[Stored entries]
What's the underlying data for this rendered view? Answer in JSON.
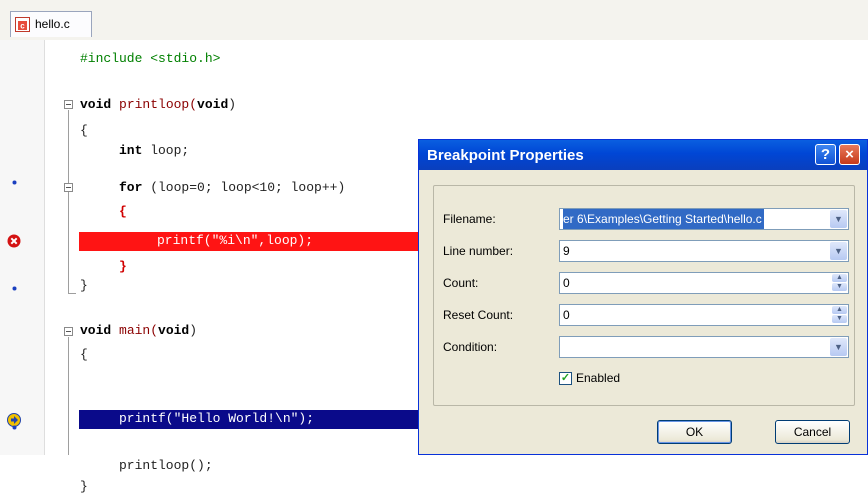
{
  "tab": {
    "label": "hello.c",
    "icon": "c-source-file-icon"
  },
  "code": [
    "#include <stdio.h>",
    "void",
    " printloop(",
    "void",
    ")",
    "{",
    "int",
    " loop;",
    "for",
    " (loop=0; loop<10; loop++)",
    "{",
    "printf(\"%i\\n\",loop);",
    "}",
    "}",
    "void",
    " main(",
    "void",
    ")",
    "{",
    "printf(\"Hello World!\\n\");",
    "printloop();",
    "}"
  ],
  "dialog": {
    "title": "Breakpoint Properties",
    "help_label": "?",
    "close_label": "×",
    "fields": {
      "filename": {
        "label": "Filename:",
        "value": "er 6\\Examples\\Getting Started\\hello.c"
      },
      "line_number": {
        "label": "Line number:",
        "value": "9"
      },
      "count": {
        "label": "Count:",
        "value": "0"
      },
      "reset_count": {
        "label": "Reset Count:",
        "value": "0"
      },
      "condition": {
        "label": "Condition:",
        "value": ""
      }
    },
    "enabled": {
      "label": "Enabled",
      "checked": true
    },
    "ok_label": "OK",
    "cancel_label": "Cancel"
  },
  "colors": {
    "breakpoint_line": "#ff1414",
    "current_line": "#0a0a8a",
    "title_bar": "#0046d5"
  }
}
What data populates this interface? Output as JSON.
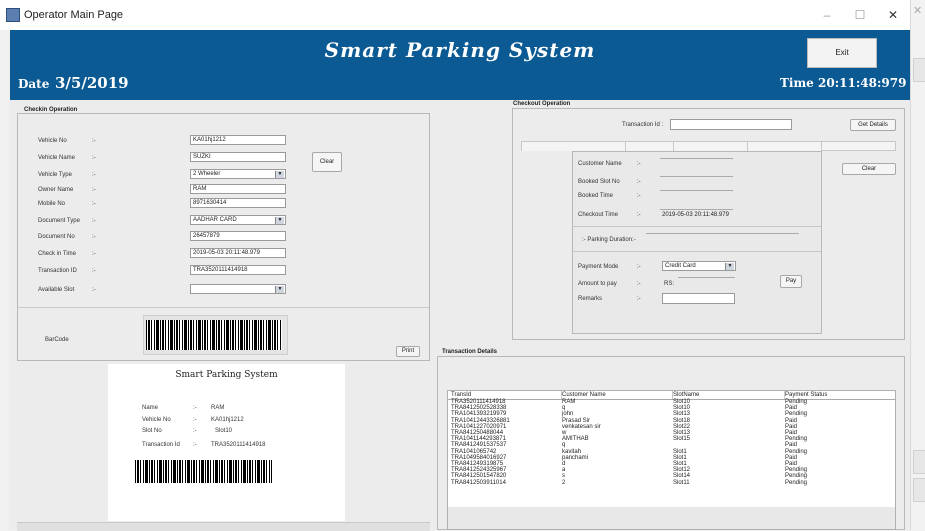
{
  "window": {
    "title": "Operator Main Page",
    "minimize": "–",
    "maximize": "☐",
    "close": "✕"
  },
  "header": {
    "brand": "Smart Parking System",
    "exit_label": "Exit",
    "date_label": "Date",
    "date_value": "3/5/2019",
    "time_label": "Time",
    "time_value": "20:11:48:979"
  },
  "checkin": {
    "title": "Checkin Operation",
    "fields": [
      {
        "label": "Vehicle No",
        "sep": ":-",
        "value": "KA01hj1212",
        "kind": "text"
      },
      {
        "label": "Vehicle Name",
        "sep": ":-",
        "value": "SUZKI",
        "kind": "text"
      },
      {
        "label": "Vehicle Type",
        "sep": ":-",
        "value": "2 Wheeler",
        "kind": "combo"
      },
      {
        "label": "Owner Name",
        "sep": ":-",
        "value": "RAM",
        "kind": "text"
      },
      {
        "label": "Mobile No",
        "sep": ":-",
        "value": "8971630414",
        "kind": "text"
      },
      {
        "label": "Document Type",
        "sep": ":-",
        "value": "AADHAR CARD",
        "kind": "combo"
      },
      {
        "label": "Document No",
        "sep": ":-",
        "value": "26457879",
        "kind": "text"
      },
      {
        "label": "Check in Time",
        "sep": ":-",
        "value": "2019-05-03 20:11:48.979",
        "kind": "text"
      },
      {
        "label": "Transaction ID",
        "sep": ":-",
        "value": "TRA3520111414918",
        "kind": "text"
      },
      {
        "label": "Available Slot",
        "sep": ":-",
        "value": "",
        "kind": "combo"
      }
    ],
    "clear_label": "Clear",
    "barcode_label": "BarCode",
    "print_label": "Print"
  },
  "ticket": {
    "title": "Smart Parking System",
    "rows": [
      {
        "label": "Name",
        "sep": ":-",
        "value": "RAM"
      },
      {
        "label": "Vehicle No",
        "sep": ":-",
        "value": "KA01hj1212"
      },
      {
        "label": "Slot No",
        "sep": ":-",
        "value": "Slot10"
      },
      {
        "label": "Transaction Id",
        "sep": ":-",
        "value": "TRA3520111414918"
      }
    ]
  },
  "checkout": {
    "title": "Checkout Operation",
    "transaction_label": "Transaction Id :",
    "transaction_value": "",
    "get_details_label": "Get Details",
    "clear_label": "Clear",
    "customer_name_label": "Customer Name",
    "customer_name_sep": ":-",
    "booked_slot_label": "Booked Slot No",
    "booked_slot_sep": ":-",
    "booked_time_label": "Booked Time",
    "booked_time_sep": ":-",
    "checkout_time_label": "Checkout Time",
    "checkout_time_sep": ":-",
    "checkout_time_value": "2019-05-03 20:11:48.979",
    "duration_label": ":- Parking Duration:-",
    "payment_mode_label": "Payment Mode",
    "payment_mode_sep": ":-",
    "payment_mode_value": "Credit Card",
    "amount_label": "Amount to pay",
    "amount_sep": ":-",
    "currency": "RS:",
    "pay_label": "Pay",
    "remarks_label": "Remarks",
    "remarks_sep": ":-"
  },
  "transactions": {
    "title": "Transaction Details",
    "columns": [
      "TransId",
      "Customer Name",
      "SlotName",
      "Payment Status"
    ],
    "rows": [
      [
        "TRA3520111414918",
        "RAM",
        "Slot10",
        "Pending"
      ],
      [
        "TRA8412502528338",
        "q",
        "Slot10",
        "Paid"
      ],
      [
        "TRA1041393219979",
        "john",
        "Slot13",
        "Pending"
      ],
      [
        "TRA10412443326881",
        "Prasad Sir",
        "Slot18",
        "Paid"
      ],
      [
        "TRA1041227020971",
        "venkatesan sir",
        "Slot22",
        "Paid"
      ],
      [
        "TRA841250488044",
        "w",
        "Slot13",
        "Paid"
      ],
      [
        "TRA1041144293871",
        "AMITHAB",
        "Slot15",
        "Pending"
      ],
      [
        "TRA8412491537537",
        "q",
        "",
        "Paid"
      ],
      [
        "TRA1041065742",
        "kavitah",
        "Slot1",
        "Pending"
      ],
      [
        "TRA1049584016927",
        "panchami",
        "Slot1",
        "Paid"
      ],
      [
        "TRA841249319875",
        "d",
        "Slot1",
        "Paid"
      ],
      [
        "TRA8412524325967",
        "a",
        "Slot12",
        "Pending"
      ],
      [
        "TRA8412501547820",
        "s",
        "Slot14",
        "Pending"
      ],
      [
        "TRA8412503911014",
        "2",
        "Slot11",
        "Pending"
      ]
    ]
  }
}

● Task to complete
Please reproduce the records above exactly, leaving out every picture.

● Task response
What's the underlying data for this rendered view? Answer in JSON.
{
  "tab": {
    "label": "hello.c",
    "icon": "c-source-file-icon"
  },
  "code": [
    "#include <stdio.h>",
    "void",
    " printloop(",
    "void",
    ")",
    "{",
    "int",
    " loop;",
    "for",
    " (loop=0; loop<10; loop++)",
    "{",
    "printf(\"%i\\n\",loop);",
    "}",
    "}",
    "void",
    " main(",
    "void",
    ")",
    "{",
    "printf(\"Hello World!\\n\");",
    "printloop();",
    "}"
  ],
  "dialog": {
    "title": "Breakpoint Properties",
    "help_label": "?",
    "close_label": "×",
    "fields": {
      "filename": {
        "label": "Filename:",
        "value": "er 6\\Examples\\Getting Started\\hello.c"
      },
      "line_number": {
        "label": "Line number:",
        "value": "9"
      },
      "count": {
        "label": "Count:",
        "value": "0"
      },
      "reset_count": {
        "label": "Reset Count:",
        "value": "0"
      },
      "condition": {
        "label": "Condition:",
        "value": ""
      }
    },
    "enabled": {
      "label": "Enabled",
      "checked": true
    },
    "ok_label": "OK",
    "cancel_label": "Cancel"
  },
  "colors": {
    "breakpoint_line": "#ff1414",
    "current_line": "#0a0a8a",
    "title_bar": "#0046d5"
  }
}
What data populates this interface? Output as JSON.
{
  "window": {
    "title": "Operator Main Page",
    "minimize": "–",
    "maximize": "☐",
    "close": "✕"
  },
  "header": {
    "brand": "Smart Parking System",
    "exit_label": "Exit",
    "date_label": "Date",
    "date_value": "3/5/2019",
    "time_label": "Time",
    "time_value": "20:11:48:979"
  },
  "checkin": {
    "title": "Checkin Operation",
    "fields": [
      {
        "label": "Vehicle No",
        "sep": ":-",
        "value": "KA01hj1212",
        "kind": "text"
      },
      {
        "label": "Vehicle Name",
        "sep": ":-",
        "value": "SUZKI",
        "kind": "text"
      },
      {
        "label": "Vehicle Type",
        "sep": ":-",
        "value": "2 Wheeler",
        "kind": "combo"
      },
      {
        "label": "Owner Name",
        "sep": ":-",
        "value": "RAM",
        "kind": "text"
      },
      {
        "label": "Mobile No",
        "sep": ":-",
        "value": "8971630414",
        "kind": "text"
      },
      {
        "label": "Document Type",
        "sep": ":-",
        "value": "AADHAR CARD",
        "kind": "combo"
      },
      {
        "label": "Document No",
        "sep": ":-",
        "value": "26457879",
        "kind": "text"
      },
      {
        "label": "Check in Time",
        "sep": ":-",
        "value": "2019-05-03 20:11:48.979",
        "kind": "text"
      },
      {
        "label": "Transaction ID",
        "sep": ":-",
        "value": "TRA3520111414918",
        "kind": "text"
      },
      {
        "label": "Available Slot",
        "sep": ":-",
        "value": "",
        "kind": "combo"
      }
    ],
    "clear_label": "Clear",
    "barcode_label": "BarCode",
    "print_label": "Print"
  },
  "ticket": {
    "title": "Smart Parking System",
    "rows": [
      {
        "label": "Name",
        "sep": ":-",
        "value": "RAM"
      },
      {
        "label": "Vehicle No",
        "sep": ":-",
        "value": "KA01hj1212"
      },
      {
        "label": "Slot No",
        "sep": ":-",
        "value": "Slot10"
      },
      {
        "label": "Transaction Id",
        "sep": ":-",
        "value": "TRA3520111414918"
      }
    ]
  },
  "checkout": {
    "title": "Checkout Operation",
    "transaction_label": "Transaction Id :",
    "transaction_value": "",
    "get_details_label": "Get Details",
    "clear_label": "Clear",
    "customer_name_label": "Customer Name",
    "customer_name_sep": ":-",
    "booked_slot_label": "Booked Slot No",
    "booked_slot_sep": ":-",
    "booked_time_label": "Booked Time",
    "booked_time_sep": ":-",
    "checkout_time_label": "Checkout Time",
    "checkout_time_sep": ":-",
    "checkout_time_value": "2019-05-03 20:11:48.979",
    "duration_label": ":- Parking Duration:-",
    "payment_mode_label": "Payment Mode",
    "payment_mode_sep": ":-",
    "payment_mode_value": "Credit Card",
    "amount_label": "Amount to pay",
    "amount_sep": ":-",
    "currency": "RS:",
    "pay_label": "Pay",
    "remarks_label": "Remarks",
    "remarks_sep": ":-"
  },
  "transactions": {
    "title": "Transaction Details",
    "columns": [
      "TransId",
      "Customer Name",
      "SlotName",
      "Payment Status"
    ],
    "rows": [
      [
        "TRA3520111414918",
        "RAM",
        "Slot10",
        "Pending"
      ],
      [
        "TRA8412502528338",
        "q",
        "Slot10",
        "Paid"
      ],
      [
        "TRA1041393219979",
        "john",
        "Slot13",
        "Pending"
      ],
      [
        "TRA10412443326881",
        "Prasad Sir",
        "Slot18",
        "Paid"
      ],
      [
        "TRA1041227020971",
        "venkatesan sir",
        "Slot22",
        "Paid"
      ],
      [
        "TRA841250488044",
        "w",
        "Slot13",
        "Paid"
      ],
      [
        "TRA1041144293871",
        "AMITHAB",
        "Slot15",
        "Pending"
      ],
      [
        "TRA8412491537537",
        "q",
        "",
        "Paid"
      ],
      [
        "TRA1041065742",
        "kavitah",
        "Slot1",
        "Pending"
      ],
      [
        "TRA1049584016927",
        "panchami",
        "Slot1",
        "Paid"
      ],
      [
        "TRA841249319875",
        "d",
        "Slot1",
        "Paid"
      ],
      [
        "TRA8412524325967",
        "a",
        "Slot12",
        "Pending"
      ],
      [
        "TRA8412501547820",
        "s",
        "Slot14",
        "Pending"
      ],
      [
        "TRA8412503911014",
        "2",
        "Slot11",
        "Pending"
      ]
    ]
  }
}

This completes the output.